The application process will soon open, and the first round of winners and losers are expected to be announced in late December.
The winners and losers will be decided by a small board of people hand picked by the Governor, The Speaker and the Senate President. Those appointments have just been finalized, so the board will look like this
Dr. Richard A. Ross, Superintendent of Public Instruction, Ohio Department of Education
Representative Gerald Stebelton, Ohio House of Representatives
Colleen Grady, Education Policy Advisor at the Ohio House of Representatives
Alex Fischer, President and CEO of the Columbus Partnership
Kristina Phillips-Schwartz, Director of Education Initiatives at the Cincinnati Business Committee.
Superintendent John Scheu, Sidney City School District
As you can see, it is packed with ideologues and corporate reform supporters, and meets for the first time on September 11th, 2013.
What can we expect?
We expect that a significant number of grant applications from traditional public schools to focus on meeting unfunded mandates such as the 3rd grade reading guarantee, and technology needed to implement the Common Core testing regime, we don't expect too many "innovative" plans to be submitted, given the nature of the one-time money and the inability to sustain any non capital projects.

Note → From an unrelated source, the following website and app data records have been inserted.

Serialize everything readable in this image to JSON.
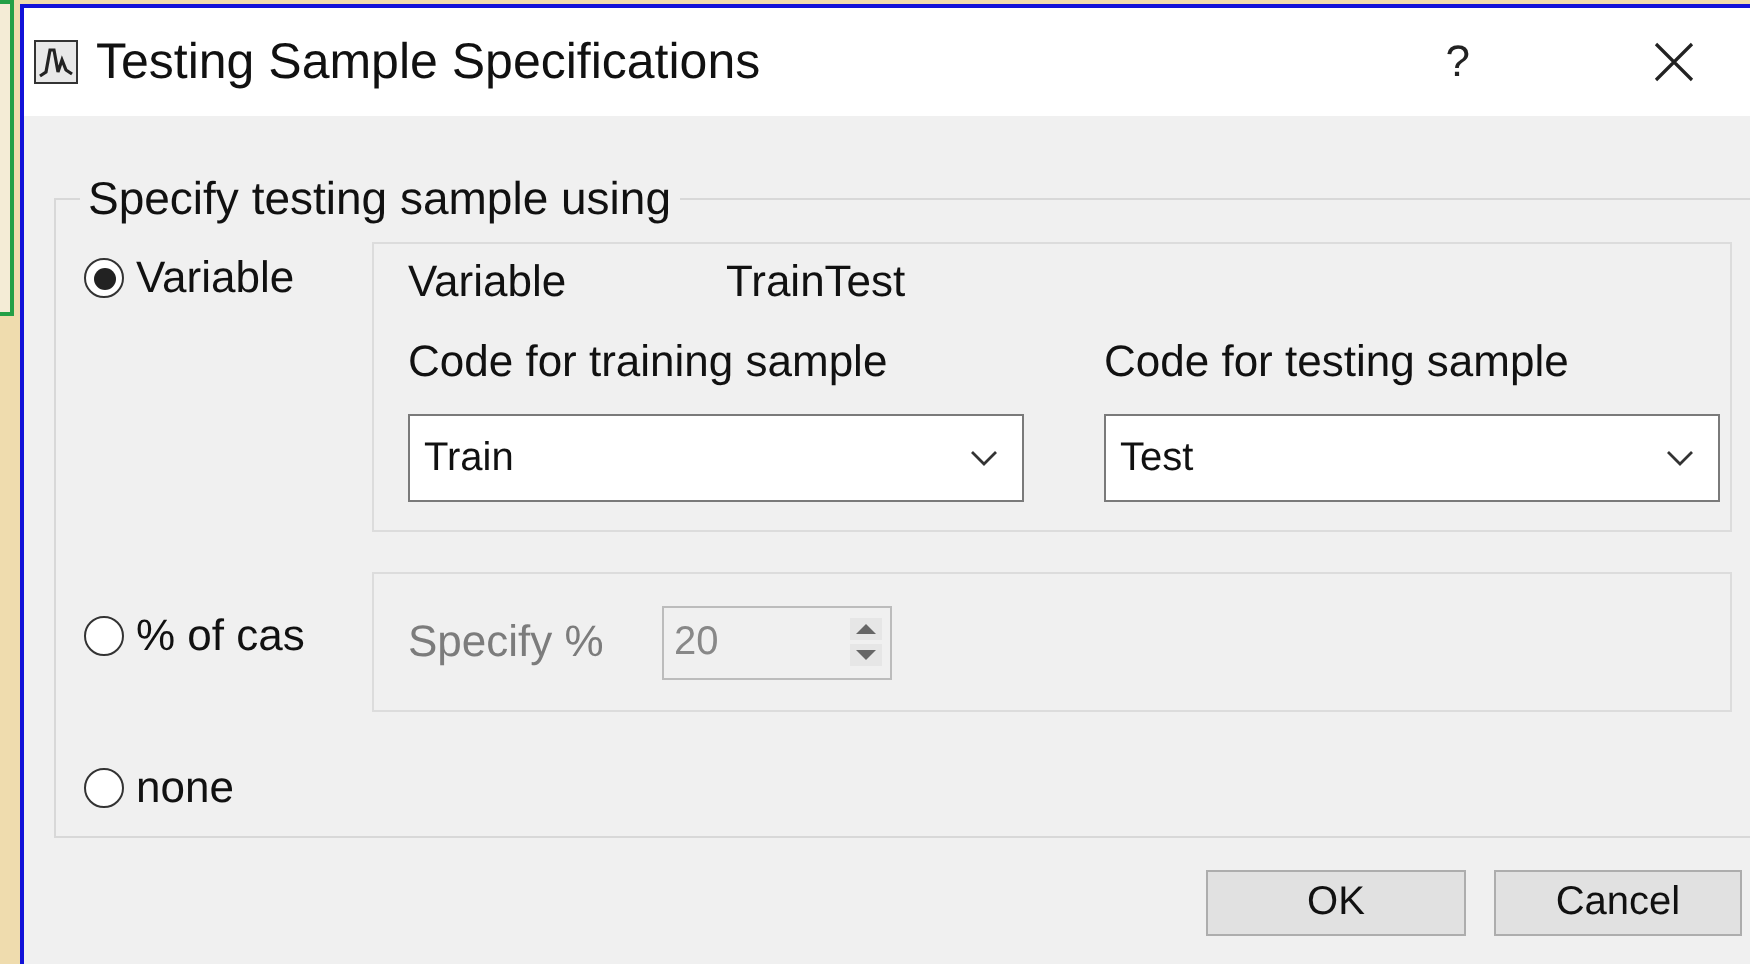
{
  "window": {
    "title": "Testing Sample Specifications",
    "help": "?"
  },
  "group": {
    "legend": "Specify testing sample using",
    "options": [
      {
        "label": "Variable",
        "selected": true
      },
      {
        "label": "% of cas",
        "selected": false
      },
      {
        "label": "none",
        "selected": false
      }
    ]
  },
  "variable_panel": {
    "variable_label": "Variable",
    "variable_value": "TrainTest",
    "training": {
      "label": "Code for training sample",
      "value": "Train"
    },
    "testing": {
      "label": "Code for testing sample",
      "value": "Test"
    }
  },
  "percent_panel": {
    "label": "Specify %",
    "value": "20",
    "disabled": true
  },
  "buttons": [
    "OK",
    "Cancel"
  ]
}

Indeed, with the exhaustion of much of the RttT money we are seeing and hearing a lot of scaling back on projects that program created for the same reason.
We also expect to see a large number of charter schools apply for this money, and we suspect given the nature of the Straight A Fund Board, they will enjoy an oversized share of the money.
Scoring of grant applications will therefore be an important part of the process. ODE has this to say about scoring Straight A Fund applications
As awards from the Straight A Fund are competitive in nature, it is also anticipated that scorers will be necessary to read and review applications. As directed by the enabling legislation, Straight A Fund applications must be sustainable, have substantial value and lasting impact, and meet one of three programmatic goals: student achievement; spending reduction in the five-year fiscal forecast; and/or use of a greater share of resources in the classroom.
The Department of Education will post applications online by the end of the week with submissions due Oct. 25. The governing board will meet Nov. 12 and Dec. 3 to make final decisions on what will be funded. The money is slated for Controlling Board approval Dec. 16 with awards delivered in January
According to analysis by the Fordham Foundation, a right leaning supporter of corporate education reform policies and sponsor of a number of Ohio charter schools, Ohio's charter schools continue to underwhelm in performance. Fordham analyzed the data from this years newly released and revamped school report cards. Here's what they found
As can be seen from the charts above, the vast majority of traditional public schools in Ohio are scoring either at or well above a C grade.
Almost the opposite is true when one looks at Ohio's charter school performance index. Even Fordham notes
When achievement and progress ratings are joined to examine overall performance, it is clear that there are more low-performing than high-performing charters
The data is more favorable to charters than on first examination too, because 25% of charter schools are exempt from these performance ratings. Dropout recovery charter schools, if included, would drag the aggregate charter school performance in to the gutter. A skeptic might be forgiven for thinking that the legislature had this in mind when they made the exemption.At the end of the day, and after 15 years of experimentation, just 2 percent of Ohio's charter schools earned an A on achievement. Is that really worth a continued $1 billion investment?